The United Porphyrias Association is proud to work closely with the porphyria experts on the UPA's Scientific Advisory Board and at the Porphyrias Consortium.
We're pleased to introduce our Experts in Action where we'll feature:
Sign up to never miss a feature!
The diagnosis and treatment of rare conditions like EPP and XLP can be confusing for doctors and patients alike. Join Dr. Amy Dickey as she walks us through the recommendations from the new consensus guidelines for diagnosing and managing protoporphyrias.
Question: I am having a planned laparoscopic surgery next week. Should there be a filter on the light on the laparoscope? If so, would you be able to tell me what filter would need to be used? Can you also tell me what filters would be needed for the surgery lights in the operating room?
Liver dysfunction is a rare but very real possibility for people with EPP and XLP. These guidelines provide recommendations for the diagnosis, monitoring and treatment of liver-related dysfunction in protoporphyrias (EPP and XLP).
This research describes some important features of EPP including prodromal (warning) symptoms, a priming effect from previous light exposure, and lack of visible symptoms among many patients.
Question: Are there guidelines for managing erythropoietic protoporphyria (EPP) and x-linked porphyria (XLP)?
Question: I’ve heard that vitamin d deficiency can cause osteoporosis, and that sunlight is the main way you get vitamin D. If you have to stay out of the sun to avoid a reaction, what are things you can do to keep your bones strong?
What is the Porphyrias Consortium? Why is it so important? What do they do?
What are enzymes and why they are important in the porphyrias?
Question: Can you recommend a list of specialties for acute porphyria patients, and a list of specialties for cutaneous porphyria patients?
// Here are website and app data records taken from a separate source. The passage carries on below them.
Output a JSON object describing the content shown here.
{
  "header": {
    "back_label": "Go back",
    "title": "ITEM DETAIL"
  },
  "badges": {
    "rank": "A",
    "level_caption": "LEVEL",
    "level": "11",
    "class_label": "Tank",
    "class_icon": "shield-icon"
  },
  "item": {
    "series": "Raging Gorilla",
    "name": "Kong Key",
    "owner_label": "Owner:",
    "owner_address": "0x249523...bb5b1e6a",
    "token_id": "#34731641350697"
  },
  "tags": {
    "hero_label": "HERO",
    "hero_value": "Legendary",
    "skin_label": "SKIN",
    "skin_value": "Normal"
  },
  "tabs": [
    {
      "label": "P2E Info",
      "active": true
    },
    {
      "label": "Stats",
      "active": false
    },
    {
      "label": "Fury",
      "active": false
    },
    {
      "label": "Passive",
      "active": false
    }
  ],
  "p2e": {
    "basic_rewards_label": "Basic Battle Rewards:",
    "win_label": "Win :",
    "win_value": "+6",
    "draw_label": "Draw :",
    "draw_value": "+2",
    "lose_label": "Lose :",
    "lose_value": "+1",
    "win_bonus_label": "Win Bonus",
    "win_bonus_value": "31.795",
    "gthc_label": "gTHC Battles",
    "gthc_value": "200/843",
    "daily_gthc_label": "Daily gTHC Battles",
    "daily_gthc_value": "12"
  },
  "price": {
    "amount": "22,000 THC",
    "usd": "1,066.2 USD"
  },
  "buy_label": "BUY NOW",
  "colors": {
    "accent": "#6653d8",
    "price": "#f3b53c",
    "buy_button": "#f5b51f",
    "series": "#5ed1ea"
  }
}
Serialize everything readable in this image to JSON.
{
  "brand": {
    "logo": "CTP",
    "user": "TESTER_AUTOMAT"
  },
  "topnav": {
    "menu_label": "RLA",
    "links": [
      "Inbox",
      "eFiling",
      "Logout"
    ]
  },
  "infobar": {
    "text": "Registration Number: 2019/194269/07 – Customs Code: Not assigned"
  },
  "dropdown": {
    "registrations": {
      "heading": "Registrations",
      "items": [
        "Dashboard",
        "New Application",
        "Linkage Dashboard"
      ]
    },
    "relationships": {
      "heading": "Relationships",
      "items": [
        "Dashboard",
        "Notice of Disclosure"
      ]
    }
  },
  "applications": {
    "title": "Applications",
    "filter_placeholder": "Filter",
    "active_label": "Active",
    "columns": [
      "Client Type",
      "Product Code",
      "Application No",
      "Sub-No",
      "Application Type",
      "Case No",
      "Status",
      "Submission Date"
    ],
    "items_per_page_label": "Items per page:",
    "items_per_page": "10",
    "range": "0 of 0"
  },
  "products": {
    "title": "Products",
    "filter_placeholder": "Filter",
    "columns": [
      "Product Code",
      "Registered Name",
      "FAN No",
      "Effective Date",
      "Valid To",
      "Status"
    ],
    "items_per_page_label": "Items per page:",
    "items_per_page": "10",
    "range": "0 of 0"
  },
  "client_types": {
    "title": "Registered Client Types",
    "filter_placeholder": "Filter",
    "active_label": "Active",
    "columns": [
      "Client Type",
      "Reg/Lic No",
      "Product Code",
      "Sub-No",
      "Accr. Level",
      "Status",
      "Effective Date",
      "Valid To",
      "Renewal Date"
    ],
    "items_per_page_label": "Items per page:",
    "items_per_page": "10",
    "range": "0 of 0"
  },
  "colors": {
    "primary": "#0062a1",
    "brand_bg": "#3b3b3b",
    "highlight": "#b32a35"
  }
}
Question: A lot of EPP patients are confused about taking iron supplements. What would you suggest?